◆ App and web page records ◆

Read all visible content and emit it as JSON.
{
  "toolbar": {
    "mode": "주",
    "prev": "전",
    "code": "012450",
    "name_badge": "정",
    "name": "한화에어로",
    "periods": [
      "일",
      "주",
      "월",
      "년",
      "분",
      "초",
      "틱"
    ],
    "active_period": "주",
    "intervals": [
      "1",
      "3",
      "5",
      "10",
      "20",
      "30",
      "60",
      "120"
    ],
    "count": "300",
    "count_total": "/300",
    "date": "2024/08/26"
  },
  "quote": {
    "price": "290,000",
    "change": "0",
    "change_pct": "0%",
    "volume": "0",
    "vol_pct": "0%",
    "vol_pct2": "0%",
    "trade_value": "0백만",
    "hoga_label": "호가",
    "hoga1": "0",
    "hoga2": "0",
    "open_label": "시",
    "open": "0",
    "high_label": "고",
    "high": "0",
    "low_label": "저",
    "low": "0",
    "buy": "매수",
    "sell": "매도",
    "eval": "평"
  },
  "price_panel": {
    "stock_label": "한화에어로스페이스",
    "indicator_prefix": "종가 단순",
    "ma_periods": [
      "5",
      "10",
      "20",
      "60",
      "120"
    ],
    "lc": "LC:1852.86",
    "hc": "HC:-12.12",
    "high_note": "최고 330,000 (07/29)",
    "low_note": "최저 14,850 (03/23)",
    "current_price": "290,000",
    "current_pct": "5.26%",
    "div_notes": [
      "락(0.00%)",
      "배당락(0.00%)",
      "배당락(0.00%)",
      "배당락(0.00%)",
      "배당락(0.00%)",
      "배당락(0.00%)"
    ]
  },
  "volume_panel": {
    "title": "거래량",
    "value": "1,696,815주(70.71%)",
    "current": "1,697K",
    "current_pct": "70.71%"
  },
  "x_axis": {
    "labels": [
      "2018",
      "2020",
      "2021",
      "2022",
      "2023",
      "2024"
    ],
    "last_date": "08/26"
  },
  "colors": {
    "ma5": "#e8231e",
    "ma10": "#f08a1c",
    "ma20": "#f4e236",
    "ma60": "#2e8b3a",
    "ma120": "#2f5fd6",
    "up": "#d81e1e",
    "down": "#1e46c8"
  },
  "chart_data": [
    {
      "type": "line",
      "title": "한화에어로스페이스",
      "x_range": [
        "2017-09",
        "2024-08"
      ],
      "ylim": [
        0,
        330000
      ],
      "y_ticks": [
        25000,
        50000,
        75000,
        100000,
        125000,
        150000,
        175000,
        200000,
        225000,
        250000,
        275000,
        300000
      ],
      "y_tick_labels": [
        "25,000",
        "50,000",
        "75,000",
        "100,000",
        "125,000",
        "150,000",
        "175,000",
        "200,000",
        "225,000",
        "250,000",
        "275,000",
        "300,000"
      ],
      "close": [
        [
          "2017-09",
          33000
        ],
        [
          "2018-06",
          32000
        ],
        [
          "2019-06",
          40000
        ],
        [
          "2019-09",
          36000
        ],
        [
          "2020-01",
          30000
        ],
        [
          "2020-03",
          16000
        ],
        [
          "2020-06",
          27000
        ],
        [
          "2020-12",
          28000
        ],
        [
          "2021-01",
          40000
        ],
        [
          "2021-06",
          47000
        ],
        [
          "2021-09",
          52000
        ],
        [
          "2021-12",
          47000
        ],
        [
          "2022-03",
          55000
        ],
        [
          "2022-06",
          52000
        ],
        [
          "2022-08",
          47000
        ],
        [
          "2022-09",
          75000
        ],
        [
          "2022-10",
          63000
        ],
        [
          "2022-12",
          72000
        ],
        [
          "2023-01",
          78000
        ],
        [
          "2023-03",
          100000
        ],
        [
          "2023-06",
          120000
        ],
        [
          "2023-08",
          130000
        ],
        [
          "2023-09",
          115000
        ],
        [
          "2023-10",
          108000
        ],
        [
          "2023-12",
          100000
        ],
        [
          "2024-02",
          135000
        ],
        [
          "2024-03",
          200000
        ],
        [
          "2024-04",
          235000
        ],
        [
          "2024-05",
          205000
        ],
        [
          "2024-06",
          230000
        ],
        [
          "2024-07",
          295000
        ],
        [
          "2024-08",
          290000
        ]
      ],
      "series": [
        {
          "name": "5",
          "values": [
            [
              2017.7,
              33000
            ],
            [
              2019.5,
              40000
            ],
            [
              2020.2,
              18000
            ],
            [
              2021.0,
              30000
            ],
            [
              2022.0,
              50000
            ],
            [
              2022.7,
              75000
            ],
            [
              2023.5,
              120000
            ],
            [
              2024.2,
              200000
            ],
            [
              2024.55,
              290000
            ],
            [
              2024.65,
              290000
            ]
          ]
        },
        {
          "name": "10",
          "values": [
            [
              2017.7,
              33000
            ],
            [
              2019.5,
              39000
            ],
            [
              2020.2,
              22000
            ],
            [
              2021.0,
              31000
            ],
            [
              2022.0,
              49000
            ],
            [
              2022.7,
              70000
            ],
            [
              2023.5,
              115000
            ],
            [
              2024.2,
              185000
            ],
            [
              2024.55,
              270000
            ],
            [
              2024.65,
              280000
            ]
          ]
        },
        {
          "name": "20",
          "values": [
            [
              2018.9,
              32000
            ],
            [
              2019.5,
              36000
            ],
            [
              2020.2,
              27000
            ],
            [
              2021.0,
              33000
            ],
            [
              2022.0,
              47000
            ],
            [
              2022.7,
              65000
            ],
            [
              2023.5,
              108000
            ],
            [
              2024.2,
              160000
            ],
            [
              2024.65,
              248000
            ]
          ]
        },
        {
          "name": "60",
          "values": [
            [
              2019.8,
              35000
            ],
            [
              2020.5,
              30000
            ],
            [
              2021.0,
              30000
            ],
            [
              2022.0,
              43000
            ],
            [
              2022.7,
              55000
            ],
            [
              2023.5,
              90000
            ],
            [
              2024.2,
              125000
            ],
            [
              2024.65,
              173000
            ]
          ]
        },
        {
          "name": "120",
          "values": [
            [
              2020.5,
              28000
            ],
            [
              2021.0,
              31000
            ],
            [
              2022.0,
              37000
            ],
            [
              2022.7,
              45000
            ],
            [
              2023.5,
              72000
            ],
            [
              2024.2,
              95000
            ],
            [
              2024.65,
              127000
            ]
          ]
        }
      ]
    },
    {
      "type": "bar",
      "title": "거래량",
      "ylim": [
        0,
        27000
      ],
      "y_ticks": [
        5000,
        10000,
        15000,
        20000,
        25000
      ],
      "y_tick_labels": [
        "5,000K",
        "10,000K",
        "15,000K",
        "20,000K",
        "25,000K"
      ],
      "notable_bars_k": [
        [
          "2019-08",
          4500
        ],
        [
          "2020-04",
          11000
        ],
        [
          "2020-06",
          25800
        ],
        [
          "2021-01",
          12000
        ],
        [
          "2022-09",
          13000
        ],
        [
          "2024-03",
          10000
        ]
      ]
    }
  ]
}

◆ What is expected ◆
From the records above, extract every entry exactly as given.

◆ Result of the task ◆
Read all visible content and emit it as JSON.
{
  "toolbar": {
    "mode": "주",
    "prev": "전",
    "code": "012450",
    "name_badge": "정",
    "name": "한화에어로",
    "periods": [
      "일",
      "주",
      "월",
      "년",
      "분",
      "초",
      "틱"
    ],
    "active_period": "주",
    "intervals": [
      "1",
      "3",
      "5",
      "10",
      "20",
      "30",
      "60",
      "120"
    ],
    "count": "300",
    "count_total": "/300",
    "date": "2024/08/26"
  },
  "quote": {
    "price": "290,000",
    "change": "0",
    "change_pct": "0%",
    "volume": "0",
    "vol_pct": "0%",
    "vol_pct2": "0%",
    "trade_value": "0백만",
    "hoga_label": "호가",
    "hoga1": "0",
    "hoga2": "0",
    "open_label": "시",
    "open": "0",
    "high_label": "고",
    "high": "0",
    "low_label": "저",
    "low": "0",
    "buy": "매수",
    "sell": "매도",
    "eval": "평"
  },
  "price_panel": {
    "stock_label": "한화에어로스페이스",
    "indicator_prefix": "종가 단순",
    "ma_periods": [
      "5",
      "10",
      "20",
      "60",
      "120"
    ],
    "lc": "LC:1852.86",
    "hc": "HC:-12.12",
    "high_note": "최고 330,000 (07/29)",
    "low_note": "최저 14,850 (03/23)",
    "current_price": "290,000",
    "current_pct": "5.26%",
    "div_notes": [
      "락(0.00%)",
      "배당락(0.00%)",
      "배당락(0.00%)",
      "배당락(0.00%)",
      "배당락(0.00%)",
      "배당락(0.00%)"
    ]
  },
  "volume_panel": {
    "title": "거래량",
    "value": "1,696,815주(70.71%)",
    "current": "1,697K",
    "current_pct": "70.71%"
  },
  "x_axis": {
    "labels": [
      "2018",
      "2020",
      "2021",
      "2022",
      "2023",
      "2024"
    ],
    "last_date": "08/26"
  },
  "colors": {
    "ma5": "#e8231e",
    "ma10": "#f08a1c",
    "ma20": "#f4e236",
    "ma60": "#2e8b3a",
    "ma120": "#2f5fd6",
    "up": "#d81e1e",
    "down": "#1e46c8"
  },
  "chart_data": [
    {
      "type": "line",
      "title": "한화에어로스페이스",
      "x_range": [
        "2017-09",
        "2024-08"
      ],
      "ylim": [
        0,
        330000
      ],
      "y_ticks": [
        25000,
        50000,
        75000,
        100000,
        125000,
        150000,
        175000,
        200000,
        225000,
        250000,
        275000,
        300000
      ],
      "y_tick_labels": [
        "25,000",
        "50,000",
        "75,000",
        "100,000",
        "125,000",
        "150,000",
        "175,000",
        "200,000",
        "225,000",
        "250,000",
        "275,000",
        "300,000"
      ],
      "close": [
        [
          "2017-09",
          33000
        ],
        [
          "2018-06",
          32000
        ],
        [
          "2019-06",
          40000
        ],
        [
          "2019-09",
          36000
        ],
        [
          "2020-01",
          30000
        ],
        [
          "2020-03",
          16000
        ],
        [
          "2020-06",
          27000
        ],
        [
          "2020-12",
          28000
        ],
        [
          "2021-01",
          40000
        ],
        [
          "2021-06",
          47000
        ],
        [
          "2021-09",
          52000
        ],
        [
          "2021-12",
          47000
        ],
        [
          "2022-03",
          55000
        ],
        [
          "2022-06",
          52000
        ],
        [
          "2022-08",
          47000
        ],
        [
          "2022-09",
          75000
        ],
        [
          "2022-10",
          63000
        ],
        [
          "2022-12",
          72000
        ],
        [
          "2023-01",
          78000
        ],
        [
          "2023-03",
          100000
        ],
        [
          "2023-06",
          120000
        ],
        [
          "2023-08",
          130000
        ],
        [
          "2023-09",
          115000
        ],
        [
          "2023-10",
          108000
        ],
        [
          "2023-12",
          100000
        ],
        [
          "2024-02",
          135000
        ],
        [
          "2024-03",
          200000
        ],
        [
          "2024-04",
          235000
        ],
        [
          "2024-05",
          205000
        ],
        [
          "2024-06",
          230000
        ],
        [
          "2024-07",
          295000
        ],
        [
          "2024-08",
          290000
        ]
      ],
      "series": [
        {
          "name": "5",
          "values": [
            [
              2017.7,
              33000
            ],
            [
              2019.5,
              40000
            ],
            [
              2020.2,
              18000
            ],
            [
              2021.0,
              30000
            ],
            [
              2022.0,
              50000
            ],
            [
              2022.7,
              75000
            ],
            [
              2023.5,
              120000
            ],
            [
              2024.2,
              200000
            ],
            [
              2024.55,
              290000
            ],
            [
              2024.65,
              290000
            ]
          ]
        },
        {
          "name": "10",
          "values": [
            [
              2017.7,
              33000
            ],
            [
              2019.5,
              39000
            ],
            [
              2020.2,
              22000
            ],
            [
              2021.0,
              31000
            ],
            [
              2022.0,
              49000
            ],
            [
              2022.7,
              70000
            ],
            [
              2023.5,
              115000
            ],
            [
              2024.2,
              185000
            ],
            [
              2024.55,
              270000
            ],
            [
              2024.65,
              280000
            ]
          ]
        },
        {
          "name": "20",
          "values": [
            [
              2018.9,
              32000
            ],
            [
              2019.5,
              36000
            ],
            [
              2020.2,
              27000
            ],
            [
              2021.0,
              33000
            ],
            [
              2022.0,
              47000
            ],
            [
              2022.7,
              65000
            ],
            [
              2023.5,
              108000
            ],
            [
              2024.2,
              160000
            ],
            [
              2024.65,
              248000
            ]
          ]
        },
        {
          "name": "60",
          "values": [
            [
              2019.8,
              35000
            ],
            [
              2020.5,
              30000
            ],
            [
              2021.0,
              30000
            ],
            [
              2022.0,
              43000
            ],
            [
              2022.7,
              55000
            ],
            [
              2023.5,
              90000
            ],
            [
              2024.2,
              125000
            ],
            [
              2024.65,
              173000
            ]
          ]
        },
        {
          "name": "120",
          "values": [
            [
              2020.5,
              28000
            ],
            [
              2021.0,
              31000
            ],
            [
              2022.0,
              37000
            ],
            [
              2022.7,
              45000
            ],
            [
              2023.5,
              72000
            ],
            [
              2024.2,
              95000
            ],
            [
              2024.65,
              127000
            ]
          ]
        }
      ]
    },
    {
      "type": "bar",
      "title": "거래량",
      "ylim": [
        0,
        27000
      ],
      "y_ticks": [
        5000,
        10000,
        15000,
        20000,
        25000
      ],
      "y_tick_labels": [
        "5,000K",
        "10,000K",
        "15,000K",
        "20,000K",
        "25,000K"
      ],
      "notable_bars_k": [
        [
          "2019-08",
          4500
        ],
        [
          "2020-04",
          11000
        ],
        [
          "2020-06",
          25800
        ],
        [
          "2021-01",
          12000
        ],
        [
          "2022-09",
          13000
        ],
        [
          "2024-03",
          10000
        ]
      ]
    }
  ]
}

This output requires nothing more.